* _Problem details_
Write the data below out exactly as it stands. Do not include the pictures.

* _Study material_
_____

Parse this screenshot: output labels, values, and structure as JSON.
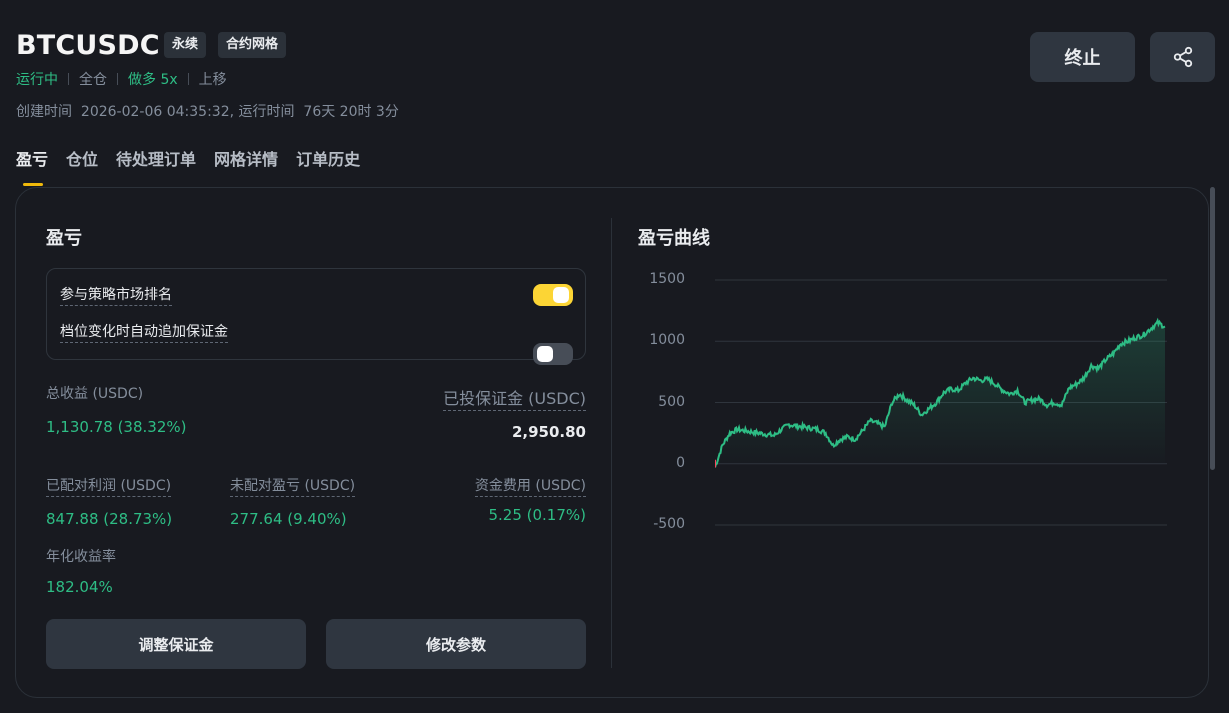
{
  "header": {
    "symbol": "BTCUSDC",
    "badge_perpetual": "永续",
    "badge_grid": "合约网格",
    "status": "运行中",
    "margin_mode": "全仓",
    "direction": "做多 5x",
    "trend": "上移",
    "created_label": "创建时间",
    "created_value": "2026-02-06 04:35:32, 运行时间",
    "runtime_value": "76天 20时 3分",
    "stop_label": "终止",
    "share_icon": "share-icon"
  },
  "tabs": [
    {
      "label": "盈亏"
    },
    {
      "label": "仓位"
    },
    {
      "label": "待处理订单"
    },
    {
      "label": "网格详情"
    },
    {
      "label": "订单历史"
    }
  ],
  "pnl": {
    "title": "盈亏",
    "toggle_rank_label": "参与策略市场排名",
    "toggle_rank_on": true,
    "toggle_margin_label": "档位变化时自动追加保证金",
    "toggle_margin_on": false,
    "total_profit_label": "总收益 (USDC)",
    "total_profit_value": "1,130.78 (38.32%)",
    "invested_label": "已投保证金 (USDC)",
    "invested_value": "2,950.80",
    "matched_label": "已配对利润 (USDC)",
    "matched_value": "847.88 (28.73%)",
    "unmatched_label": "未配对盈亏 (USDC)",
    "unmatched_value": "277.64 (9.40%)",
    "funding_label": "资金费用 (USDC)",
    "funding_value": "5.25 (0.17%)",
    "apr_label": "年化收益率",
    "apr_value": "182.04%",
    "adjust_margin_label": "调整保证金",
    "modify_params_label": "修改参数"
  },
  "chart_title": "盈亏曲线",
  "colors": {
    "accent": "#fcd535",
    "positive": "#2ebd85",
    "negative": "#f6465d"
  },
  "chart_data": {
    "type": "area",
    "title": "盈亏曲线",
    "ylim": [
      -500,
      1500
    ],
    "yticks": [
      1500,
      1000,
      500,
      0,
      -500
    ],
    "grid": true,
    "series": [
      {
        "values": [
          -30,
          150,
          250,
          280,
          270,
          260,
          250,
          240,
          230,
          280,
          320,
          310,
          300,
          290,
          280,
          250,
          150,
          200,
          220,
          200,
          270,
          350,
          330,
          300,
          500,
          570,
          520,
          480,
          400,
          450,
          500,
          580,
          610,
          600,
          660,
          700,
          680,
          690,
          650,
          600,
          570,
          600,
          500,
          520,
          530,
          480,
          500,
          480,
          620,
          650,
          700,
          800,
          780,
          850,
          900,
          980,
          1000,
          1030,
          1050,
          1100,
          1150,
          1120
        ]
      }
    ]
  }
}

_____

* _Response box_
Parse this screenshot: output labels, values, and structure as JSON.
{
  "header": {
    "symbol": "BTCUSDC",
    "badge_perpetual": "永续",
    "badge_grid": "合约网格",
    "status": "运行中",
    "margin_mode": "全仓",
    "direction": "做多 5x",
    "trend": "上移",
    "created_label": "创建时间",
    "created_value": "2026-02-06 04:35:32, 运行时间",
    "runtime_value": "76天 20时 3分",
    "stop_label": "终止",
    "share_icon": "share-icon"
  },
  "tabs": [
    {
      "label": "盈亏"
    },
    {
      "label": "仓位"
    },
    {
      "label": "待处理订单"
    },
    {
      "label": "网格详情"
    },
    {
      "label": "订单历史"
    }
  ],
  "pnl": {
    "title": "盈亏",
    "toggle_rank_label": "参与策略市场排名",
    "toggle_rank_on": true,
    "toggle_margin_label": "档位变化时自动追加保证金",
    "toggle_margin_on": false,
    "total_profit_label": "总收益 (USDC)",
    "total_profit_value": "1,130.78 (38.32%)",
    "invested_label": "已投保证金 (USDC)",
    "invested_value": "2,950.80",
    "matched_label": "已配对利润 (USDC)",
    "matched_value": "847.88 (28.73%)",
    "unmatched_label": "未配对盈亏 (USDC)",
    "unmatched_value": "277.64 (9.40%)",
    "funding_label": "资金费用 (USDC)",
    "funding_value": "5.25 (0.17%)",
    "apr_label": "年化收益率",
    "apr_value": "182.04%",
    "adjust_margin_label": "调整保证金",
    "modify_params_label": "修改参数"
  },
  "chart_title": "盈亏曲线",
  "colors": {
    "accent": "#fcd535",
    "positive": "#2ebd85",
    "negative": "#f6465d"
  },
  "chart_data": {
    "type": "area",
    "title": "盈亏曲线",
    "ylim": [
      -500,
      1500
    ],
    "yticks": [
      1500,
      1000,
      500,
      0,
      -500
    ],
    "grid": true,
    "series": [
      {
        "values": [
          -30,
          150,
          250,
          280,
          270,
          260,
          250,
          240,
          230,
          280,
          320,
          310,
          300,
          290,
          280,
          250,
          150,
          200,
          220,
          200,
          270,
          350,
          330,
          300,
          500,
          570,
          520,
          480,
          400,
          450,
          500,
          580,
          610,
          600,
          660,
          700,
          680,
          690,
          650,
          600,
          570,
          600,
          500,
          520,
          530,
          480,
          500,
          480,
          620,
          650,
          700,
          800,
          780,
          850,
          900,
          980,
          1000,
          1030,
          1050,
          1100,
          1150,
          1120
        ]
      }
    ]
  }
}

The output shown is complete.